Component data from apps and pages:
.....

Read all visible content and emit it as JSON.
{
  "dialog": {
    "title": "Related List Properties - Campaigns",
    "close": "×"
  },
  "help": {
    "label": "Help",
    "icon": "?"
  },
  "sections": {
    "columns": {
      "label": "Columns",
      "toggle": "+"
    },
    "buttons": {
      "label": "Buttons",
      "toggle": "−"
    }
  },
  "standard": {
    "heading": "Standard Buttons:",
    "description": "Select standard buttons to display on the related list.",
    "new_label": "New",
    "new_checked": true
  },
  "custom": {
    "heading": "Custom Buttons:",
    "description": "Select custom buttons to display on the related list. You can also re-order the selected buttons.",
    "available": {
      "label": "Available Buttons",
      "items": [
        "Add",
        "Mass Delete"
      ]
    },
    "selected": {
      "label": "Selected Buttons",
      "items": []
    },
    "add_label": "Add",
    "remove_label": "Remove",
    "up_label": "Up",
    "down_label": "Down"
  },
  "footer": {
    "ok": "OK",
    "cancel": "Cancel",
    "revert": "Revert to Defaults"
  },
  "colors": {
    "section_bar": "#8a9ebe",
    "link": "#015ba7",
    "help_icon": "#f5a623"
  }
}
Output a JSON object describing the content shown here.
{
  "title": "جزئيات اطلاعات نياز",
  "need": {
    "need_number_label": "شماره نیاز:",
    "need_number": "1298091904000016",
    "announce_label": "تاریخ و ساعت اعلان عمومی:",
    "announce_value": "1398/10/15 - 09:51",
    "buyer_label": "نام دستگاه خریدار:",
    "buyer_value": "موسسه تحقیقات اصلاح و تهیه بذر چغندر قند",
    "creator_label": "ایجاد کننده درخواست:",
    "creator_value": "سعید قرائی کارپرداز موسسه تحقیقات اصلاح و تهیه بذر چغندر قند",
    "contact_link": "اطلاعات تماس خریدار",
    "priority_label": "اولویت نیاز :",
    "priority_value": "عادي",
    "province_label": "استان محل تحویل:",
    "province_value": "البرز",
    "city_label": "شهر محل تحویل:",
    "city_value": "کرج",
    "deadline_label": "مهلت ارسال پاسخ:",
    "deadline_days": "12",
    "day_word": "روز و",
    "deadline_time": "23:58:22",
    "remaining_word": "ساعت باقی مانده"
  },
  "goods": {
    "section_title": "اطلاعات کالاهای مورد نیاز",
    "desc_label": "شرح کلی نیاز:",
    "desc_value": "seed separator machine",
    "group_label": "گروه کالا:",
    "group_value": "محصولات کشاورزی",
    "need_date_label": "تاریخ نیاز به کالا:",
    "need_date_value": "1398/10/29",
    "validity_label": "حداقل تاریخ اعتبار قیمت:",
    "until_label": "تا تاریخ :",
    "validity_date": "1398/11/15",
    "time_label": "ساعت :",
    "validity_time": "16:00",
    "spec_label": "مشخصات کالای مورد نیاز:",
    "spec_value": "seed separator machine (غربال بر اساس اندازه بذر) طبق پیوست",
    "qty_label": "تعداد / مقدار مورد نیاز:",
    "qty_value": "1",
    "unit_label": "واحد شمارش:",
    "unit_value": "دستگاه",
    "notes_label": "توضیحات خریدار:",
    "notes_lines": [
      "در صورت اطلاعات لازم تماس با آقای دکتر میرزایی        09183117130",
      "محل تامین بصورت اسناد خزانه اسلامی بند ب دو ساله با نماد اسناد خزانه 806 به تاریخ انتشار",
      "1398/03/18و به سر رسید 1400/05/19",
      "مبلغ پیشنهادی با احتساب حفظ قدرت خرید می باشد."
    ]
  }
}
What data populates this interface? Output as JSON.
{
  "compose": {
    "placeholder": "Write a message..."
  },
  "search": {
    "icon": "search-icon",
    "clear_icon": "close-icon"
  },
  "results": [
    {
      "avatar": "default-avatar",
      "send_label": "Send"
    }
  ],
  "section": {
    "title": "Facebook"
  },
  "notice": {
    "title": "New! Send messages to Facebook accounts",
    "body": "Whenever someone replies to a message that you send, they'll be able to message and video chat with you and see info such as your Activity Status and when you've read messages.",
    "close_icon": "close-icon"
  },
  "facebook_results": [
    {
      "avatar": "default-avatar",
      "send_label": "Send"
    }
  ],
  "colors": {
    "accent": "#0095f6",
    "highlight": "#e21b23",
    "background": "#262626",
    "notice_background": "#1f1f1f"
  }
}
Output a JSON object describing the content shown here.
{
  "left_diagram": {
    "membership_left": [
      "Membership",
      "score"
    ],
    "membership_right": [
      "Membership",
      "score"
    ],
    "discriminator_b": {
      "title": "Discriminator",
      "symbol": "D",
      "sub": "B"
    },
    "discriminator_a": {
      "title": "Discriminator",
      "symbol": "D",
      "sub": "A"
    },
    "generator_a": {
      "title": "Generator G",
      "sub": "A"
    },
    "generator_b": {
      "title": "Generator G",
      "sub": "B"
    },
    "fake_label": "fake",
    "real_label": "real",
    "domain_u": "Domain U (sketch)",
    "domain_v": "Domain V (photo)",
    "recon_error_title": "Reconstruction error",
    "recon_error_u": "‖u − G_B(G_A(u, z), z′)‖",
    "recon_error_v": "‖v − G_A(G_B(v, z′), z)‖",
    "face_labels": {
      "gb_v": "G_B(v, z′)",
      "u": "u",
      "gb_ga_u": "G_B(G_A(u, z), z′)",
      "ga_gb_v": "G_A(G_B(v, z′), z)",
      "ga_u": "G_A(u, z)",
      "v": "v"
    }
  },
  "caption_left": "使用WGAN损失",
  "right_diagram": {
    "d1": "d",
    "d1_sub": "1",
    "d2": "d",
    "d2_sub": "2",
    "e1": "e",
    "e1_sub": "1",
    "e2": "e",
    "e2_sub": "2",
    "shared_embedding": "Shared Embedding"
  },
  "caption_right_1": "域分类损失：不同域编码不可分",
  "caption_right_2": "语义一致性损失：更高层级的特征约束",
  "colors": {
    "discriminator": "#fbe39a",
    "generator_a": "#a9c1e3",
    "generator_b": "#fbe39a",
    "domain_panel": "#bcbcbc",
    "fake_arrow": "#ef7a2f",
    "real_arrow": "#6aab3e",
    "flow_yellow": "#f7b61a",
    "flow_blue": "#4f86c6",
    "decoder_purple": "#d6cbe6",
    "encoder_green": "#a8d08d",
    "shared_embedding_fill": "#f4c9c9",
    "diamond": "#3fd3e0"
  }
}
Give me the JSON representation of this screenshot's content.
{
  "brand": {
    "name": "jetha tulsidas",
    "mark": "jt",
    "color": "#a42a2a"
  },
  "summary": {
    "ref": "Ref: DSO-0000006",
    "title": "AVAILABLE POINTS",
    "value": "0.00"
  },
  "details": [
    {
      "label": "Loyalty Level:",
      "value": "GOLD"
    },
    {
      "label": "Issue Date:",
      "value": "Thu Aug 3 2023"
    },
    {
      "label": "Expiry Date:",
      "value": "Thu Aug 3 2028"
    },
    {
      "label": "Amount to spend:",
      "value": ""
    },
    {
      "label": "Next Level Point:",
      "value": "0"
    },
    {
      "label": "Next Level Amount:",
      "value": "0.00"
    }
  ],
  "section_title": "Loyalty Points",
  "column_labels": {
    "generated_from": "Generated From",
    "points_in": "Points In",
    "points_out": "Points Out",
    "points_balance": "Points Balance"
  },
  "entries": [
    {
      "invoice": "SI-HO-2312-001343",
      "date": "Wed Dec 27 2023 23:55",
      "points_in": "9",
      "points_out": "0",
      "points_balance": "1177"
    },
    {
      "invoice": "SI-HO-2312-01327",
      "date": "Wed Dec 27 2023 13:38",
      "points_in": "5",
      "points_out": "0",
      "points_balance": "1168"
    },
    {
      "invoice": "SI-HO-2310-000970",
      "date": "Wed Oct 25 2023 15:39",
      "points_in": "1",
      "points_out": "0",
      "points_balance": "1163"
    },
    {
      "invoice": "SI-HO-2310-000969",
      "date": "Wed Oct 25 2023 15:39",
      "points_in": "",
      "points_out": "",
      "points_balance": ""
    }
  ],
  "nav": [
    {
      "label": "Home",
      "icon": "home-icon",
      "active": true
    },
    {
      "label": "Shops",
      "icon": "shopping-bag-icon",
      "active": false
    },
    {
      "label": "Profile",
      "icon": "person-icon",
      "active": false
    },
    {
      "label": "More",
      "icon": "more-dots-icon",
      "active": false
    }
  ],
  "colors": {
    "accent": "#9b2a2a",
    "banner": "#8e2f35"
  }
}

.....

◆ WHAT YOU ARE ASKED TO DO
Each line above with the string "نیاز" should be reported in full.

◆ SOLUTION FOR THIS TASK
    "need_number_label": "شماره نیاز:",
    "priority_label": "اولویت نیاز :",
    "section_title": "اطلاعات کالاهای مورد نیاز",
    "desc_label": "شرح کلی نیاز:",
    "need_date_label": "تاریخ نیاز به کالا:",
    "spec_label": "مشخصات کالای مورد نیاز:",
    "qty_label": "تعداد / مقدار مورد نیاز:",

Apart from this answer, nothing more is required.